(Records shown Opens)

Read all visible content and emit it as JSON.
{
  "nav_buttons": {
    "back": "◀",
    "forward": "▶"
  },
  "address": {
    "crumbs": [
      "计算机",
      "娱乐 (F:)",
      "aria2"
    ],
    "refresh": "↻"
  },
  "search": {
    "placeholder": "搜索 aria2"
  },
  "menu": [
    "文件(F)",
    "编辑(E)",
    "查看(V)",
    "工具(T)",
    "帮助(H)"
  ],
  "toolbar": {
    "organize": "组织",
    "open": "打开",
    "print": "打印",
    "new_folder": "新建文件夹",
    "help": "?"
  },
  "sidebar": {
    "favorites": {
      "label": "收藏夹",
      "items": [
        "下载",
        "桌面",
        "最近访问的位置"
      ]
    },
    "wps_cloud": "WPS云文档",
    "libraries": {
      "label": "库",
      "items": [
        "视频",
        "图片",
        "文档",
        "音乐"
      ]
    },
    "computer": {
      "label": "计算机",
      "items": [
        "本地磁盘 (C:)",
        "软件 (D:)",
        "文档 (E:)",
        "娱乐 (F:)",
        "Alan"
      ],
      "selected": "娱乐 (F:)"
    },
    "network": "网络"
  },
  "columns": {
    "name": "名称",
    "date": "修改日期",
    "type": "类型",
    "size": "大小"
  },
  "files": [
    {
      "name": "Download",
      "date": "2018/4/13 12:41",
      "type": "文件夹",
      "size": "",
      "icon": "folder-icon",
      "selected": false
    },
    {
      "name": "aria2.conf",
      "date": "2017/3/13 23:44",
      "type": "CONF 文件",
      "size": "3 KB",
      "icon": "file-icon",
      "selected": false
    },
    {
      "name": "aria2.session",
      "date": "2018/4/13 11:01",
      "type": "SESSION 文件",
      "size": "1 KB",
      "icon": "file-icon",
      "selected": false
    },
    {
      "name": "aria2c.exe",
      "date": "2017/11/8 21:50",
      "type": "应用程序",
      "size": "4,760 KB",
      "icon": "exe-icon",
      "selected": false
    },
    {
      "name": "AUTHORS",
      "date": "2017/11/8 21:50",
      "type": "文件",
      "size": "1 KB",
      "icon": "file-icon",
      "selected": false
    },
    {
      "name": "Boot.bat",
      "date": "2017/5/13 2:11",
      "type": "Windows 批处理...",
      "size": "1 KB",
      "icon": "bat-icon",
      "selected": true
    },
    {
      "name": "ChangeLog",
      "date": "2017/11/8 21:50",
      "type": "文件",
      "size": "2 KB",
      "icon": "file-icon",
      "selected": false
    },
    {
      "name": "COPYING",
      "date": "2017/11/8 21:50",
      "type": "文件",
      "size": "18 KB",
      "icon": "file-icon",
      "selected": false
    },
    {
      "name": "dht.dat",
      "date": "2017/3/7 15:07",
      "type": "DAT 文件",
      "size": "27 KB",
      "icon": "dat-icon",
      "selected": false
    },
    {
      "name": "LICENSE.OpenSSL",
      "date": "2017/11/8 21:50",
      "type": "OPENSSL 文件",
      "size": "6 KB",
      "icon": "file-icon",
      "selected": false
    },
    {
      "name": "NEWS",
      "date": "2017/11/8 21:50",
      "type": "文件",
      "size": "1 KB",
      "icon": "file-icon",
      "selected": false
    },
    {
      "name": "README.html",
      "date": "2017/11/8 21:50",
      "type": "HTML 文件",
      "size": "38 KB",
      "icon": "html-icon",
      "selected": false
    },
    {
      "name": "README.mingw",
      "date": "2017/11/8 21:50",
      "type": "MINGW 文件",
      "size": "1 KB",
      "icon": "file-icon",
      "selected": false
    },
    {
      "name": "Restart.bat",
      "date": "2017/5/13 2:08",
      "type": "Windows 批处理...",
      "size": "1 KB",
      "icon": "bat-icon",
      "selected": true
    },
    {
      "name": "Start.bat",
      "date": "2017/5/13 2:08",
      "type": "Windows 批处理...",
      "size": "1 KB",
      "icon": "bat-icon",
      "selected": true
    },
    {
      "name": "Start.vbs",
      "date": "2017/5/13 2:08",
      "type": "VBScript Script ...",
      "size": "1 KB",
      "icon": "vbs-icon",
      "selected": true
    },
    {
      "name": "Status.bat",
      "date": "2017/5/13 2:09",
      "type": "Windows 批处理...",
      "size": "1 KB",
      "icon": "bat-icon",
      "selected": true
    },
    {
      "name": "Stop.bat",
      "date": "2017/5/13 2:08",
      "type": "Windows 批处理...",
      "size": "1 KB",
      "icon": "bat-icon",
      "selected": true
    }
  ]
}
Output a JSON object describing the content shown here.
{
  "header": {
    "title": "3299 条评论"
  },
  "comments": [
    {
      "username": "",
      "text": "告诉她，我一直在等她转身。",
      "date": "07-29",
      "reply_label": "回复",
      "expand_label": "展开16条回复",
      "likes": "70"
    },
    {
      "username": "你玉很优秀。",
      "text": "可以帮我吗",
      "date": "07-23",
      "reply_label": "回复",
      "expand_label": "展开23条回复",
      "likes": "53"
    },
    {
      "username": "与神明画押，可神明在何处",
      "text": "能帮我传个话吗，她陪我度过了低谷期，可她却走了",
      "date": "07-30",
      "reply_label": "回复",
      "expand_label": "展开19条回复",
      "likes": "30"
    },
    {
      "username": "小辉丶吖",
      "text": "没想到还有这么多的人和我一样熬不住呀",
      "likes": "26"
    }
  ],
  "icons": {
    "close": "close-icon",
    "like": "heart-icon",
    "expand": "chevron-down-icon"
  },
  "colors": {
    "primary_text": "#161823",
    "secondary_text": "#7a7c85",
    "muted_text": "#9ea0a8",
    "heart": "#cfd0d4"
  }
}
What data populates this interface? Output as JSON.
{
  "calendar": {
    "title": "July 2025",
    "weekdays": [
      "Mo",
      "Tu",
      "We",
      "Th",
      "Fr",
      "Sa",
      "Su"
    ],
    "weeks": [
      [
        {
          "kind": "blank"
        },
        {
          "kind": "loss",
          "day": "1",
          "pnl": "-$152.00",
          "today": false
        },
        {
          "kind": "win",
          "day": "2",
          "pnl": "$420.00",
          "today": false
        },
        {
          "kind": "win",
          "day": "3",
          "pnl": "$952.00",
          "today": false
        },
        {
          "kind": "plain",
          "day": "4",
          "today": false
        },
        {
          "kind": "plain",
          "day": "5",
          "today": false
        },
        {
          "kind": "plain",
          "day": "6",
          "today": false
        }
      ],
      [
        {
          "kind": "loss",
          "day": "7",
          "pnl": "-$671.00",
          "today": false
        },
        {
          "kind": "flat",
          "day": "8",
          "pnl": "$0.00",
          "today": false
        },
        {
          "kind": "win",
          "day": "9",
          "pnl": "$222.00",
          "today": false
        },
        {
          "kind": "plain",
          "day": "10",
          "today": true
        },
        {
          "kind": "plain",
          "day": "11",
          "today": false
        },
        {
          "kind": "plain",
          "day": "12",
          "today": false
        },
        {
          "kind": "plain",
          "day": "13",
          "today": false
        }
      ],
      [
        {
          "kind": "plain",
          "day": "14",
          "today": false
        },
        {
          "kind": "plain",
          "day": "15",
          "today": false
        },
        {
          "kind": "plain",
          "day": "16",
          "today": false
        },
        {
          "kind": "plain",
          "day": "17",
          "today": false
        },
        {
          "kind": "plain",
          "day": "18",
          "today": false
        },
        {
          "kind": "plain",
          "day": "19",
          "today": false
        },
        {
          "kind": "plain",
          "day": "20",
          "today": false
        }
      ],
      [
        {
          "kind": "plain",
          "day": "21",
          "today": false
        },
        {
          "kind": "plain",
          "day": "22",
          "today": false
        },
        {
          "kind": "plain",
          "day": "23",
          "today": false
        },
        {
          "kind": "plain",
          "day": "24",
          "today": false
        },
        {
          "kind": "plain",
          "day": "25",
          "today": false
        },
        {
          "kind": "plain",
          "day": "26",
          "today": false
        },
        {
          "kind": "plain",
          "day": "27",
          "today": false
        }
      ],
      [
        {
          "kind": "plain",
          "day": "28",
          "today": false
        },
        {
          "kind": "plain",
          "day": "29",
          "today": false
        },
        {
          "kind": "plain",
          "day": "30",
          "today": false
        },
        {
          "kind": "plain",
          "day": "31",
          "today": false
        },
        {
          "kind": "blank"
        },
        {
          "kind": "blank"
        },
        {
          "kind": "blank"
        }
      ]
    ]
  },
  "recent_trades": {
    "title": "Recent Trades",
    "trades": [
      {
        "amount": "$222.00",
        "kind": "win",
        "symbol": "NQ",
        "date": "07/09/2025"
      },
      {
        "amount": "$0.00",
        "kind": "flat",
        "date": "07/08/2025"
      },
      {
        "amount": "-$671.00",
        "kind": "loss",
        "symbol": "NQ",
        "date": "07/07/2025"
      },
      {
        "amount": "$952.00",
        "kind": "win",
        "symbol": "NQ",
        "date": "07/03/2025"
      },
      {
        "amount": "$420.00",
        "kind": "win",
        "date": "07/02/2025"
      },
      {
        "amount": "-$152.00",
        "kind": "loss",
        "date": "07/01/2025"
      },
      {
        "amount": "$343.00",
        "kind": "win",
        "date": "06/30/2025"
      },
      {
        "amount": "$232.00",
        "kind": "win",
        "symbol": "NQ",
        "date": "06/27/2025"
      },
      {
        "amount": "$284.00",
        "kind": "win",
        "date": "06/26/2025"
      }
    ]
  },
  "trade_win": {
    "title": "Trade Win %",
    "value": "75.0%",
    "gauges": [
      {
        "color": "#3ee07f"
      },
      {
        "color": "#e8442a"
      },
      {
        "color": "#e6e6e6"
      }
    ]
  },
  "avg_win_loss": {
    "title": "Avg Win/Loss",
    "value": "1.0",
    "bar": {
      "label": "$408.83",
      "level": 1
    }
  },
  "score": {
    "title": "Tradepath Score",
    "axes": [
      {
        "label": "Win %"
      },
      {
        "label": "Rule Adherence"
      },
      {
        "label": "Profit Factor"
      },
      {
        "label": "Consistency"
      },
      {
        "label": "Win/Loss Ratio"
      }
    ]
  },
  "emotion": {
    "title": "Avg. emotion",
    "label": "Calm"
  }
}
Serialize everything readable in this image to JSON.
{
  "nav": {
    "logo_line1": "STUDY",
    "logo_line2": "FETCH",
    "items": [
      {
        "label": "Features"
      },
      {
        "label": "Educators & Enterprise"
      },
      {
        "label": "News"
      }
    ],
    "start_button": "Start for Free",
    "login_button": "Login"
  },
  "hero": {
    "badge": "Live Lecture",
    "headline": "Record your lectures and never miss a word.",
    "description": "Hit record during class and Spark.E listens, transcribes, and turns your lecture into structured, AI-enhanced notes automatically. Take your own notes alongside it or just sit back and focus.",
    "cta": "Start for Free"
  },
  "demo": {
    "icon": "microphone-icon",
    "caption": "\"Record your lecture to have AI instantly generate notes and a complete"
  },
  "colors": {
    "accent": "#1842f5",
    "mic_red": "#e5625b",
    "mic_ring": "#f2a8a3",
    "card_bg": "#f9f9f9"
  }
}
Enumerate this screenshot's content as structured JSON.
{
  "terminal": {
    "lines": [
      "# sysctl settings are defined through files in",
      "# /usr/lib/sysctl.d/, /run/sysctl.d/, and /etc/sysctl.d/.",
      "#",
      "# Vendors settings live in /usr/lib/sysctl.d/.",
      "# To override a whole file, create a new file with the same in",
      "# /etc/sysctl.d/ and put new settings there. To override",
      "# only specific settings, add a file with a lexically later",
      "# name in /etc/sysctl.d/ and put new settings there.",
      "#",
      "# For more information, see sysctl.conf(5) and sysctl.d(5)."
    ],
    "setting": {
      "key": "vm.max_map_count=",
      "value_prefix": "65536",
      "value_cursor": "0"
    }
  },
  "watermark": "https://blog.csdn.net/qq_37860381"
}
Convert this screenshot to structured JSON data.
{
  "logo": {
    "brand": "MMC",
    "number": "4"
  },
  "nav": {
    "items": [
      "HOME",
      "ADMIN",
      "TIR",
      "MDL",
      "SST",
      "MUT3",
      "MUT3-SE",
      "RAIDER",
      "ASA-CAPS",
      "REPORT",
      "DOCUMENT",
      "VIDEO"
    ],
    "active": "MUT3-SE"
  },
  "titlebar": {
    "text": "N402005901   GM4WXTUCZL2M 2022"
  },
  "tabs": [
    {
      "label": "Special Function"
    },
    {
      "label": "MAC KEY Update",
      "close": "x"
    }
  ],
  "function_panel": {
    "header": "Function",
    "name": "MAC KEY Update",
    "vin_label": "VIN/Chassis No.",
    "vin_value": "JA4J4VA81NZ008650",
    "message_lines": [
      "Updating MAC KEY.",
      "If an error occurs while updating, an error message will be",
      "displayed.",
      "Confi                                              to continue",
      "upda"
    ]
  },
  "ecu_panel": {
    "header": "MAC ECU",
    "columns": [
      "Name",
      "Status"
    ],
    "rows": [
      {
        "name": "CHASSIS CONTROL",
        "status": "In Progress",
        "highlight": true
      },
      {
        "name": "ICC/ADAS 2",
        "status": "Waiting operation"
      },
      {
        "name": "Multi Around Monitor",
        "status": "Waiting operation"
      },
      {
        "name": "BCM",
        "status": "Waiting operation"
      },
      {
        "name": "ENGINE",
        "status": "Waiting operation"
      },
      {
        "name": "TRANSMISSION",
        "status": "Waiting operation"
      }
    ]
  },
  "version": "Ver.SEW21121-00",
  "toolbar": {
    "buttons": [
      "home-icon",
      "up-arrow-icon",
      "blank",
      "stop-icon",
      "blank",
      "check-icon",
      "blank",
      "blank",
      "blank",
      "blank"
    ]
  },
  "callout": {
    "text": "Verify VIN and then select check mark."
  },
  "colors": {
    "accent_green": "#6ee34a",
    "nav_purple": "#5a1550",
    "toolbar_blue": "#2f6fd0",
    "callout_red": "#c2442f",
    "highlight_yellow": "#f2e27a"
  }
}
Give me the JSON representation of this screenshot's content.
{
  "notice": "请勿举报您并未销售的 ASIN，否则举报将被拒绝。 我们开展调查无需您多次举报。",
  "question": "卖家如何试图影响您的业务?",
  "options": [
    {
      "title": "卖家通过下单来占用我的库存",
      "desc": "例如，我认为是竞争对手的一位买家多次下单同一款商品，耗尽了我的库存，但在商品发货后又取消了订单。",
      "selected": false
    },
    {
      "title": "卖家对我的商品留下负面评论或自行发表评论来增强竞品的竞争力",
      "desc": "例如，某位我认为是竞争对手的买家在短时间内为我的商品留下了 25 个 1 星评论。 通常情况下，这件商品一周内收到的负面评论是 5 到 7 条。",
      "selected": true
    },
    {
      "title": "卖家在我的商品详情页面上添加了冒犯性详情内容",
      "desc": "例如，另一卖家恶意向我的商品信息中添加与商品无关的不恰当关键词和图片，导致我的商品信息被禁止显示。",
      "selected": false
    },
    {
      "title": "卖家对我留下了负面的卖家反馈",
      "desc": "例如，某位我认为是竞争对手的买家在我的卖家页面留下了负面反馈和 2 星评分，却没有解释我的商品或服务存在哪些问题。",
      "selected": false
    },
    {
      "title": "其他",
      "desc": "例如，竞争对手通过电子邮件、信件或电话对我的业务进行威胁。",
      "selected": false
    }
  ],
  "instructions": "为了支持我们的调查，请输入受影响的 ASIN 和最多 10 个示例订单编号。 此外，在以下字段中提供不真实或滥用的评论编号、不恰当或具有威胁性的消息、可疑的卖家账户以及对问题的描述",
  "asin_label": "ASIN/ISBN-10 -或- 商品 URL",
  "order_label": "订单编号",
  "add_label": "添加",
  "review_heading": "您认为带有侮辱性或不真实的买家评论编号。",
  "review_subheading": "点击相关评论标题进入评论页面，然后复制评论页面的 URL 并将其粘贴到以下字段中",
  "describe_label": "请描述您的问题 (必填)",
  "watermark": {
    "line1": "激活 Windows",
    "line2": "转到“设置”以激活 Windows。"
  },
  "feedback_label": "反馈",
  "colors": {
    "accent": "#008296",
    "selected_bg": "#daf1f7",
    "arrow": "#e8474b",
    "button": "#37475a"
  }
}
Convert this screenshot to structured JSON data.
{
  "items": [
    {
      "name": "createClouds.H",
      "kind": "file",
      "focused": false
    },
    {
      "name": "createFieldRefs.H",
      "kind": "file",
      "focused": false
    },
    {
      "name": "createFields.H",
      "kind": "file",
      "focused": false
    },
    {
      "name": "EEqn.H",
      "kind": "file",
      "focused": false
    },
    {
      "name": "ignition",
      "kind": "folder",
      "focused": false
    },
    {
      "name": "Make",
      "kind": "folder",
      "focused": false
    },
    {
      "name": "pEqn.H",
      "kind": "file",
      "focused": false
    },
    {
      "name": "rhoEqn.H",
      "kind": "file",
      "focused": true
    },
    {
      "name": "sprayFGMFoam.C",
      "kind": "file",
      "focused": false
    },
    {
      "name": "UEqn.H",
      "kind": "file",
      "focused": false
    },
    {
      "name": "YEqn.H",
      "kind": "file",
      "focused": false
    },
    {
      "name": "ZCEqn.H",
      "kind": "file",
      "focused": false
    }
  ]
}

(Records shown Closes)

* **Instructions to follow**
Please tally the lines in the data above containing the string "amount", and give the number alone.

* **Response to this task**
9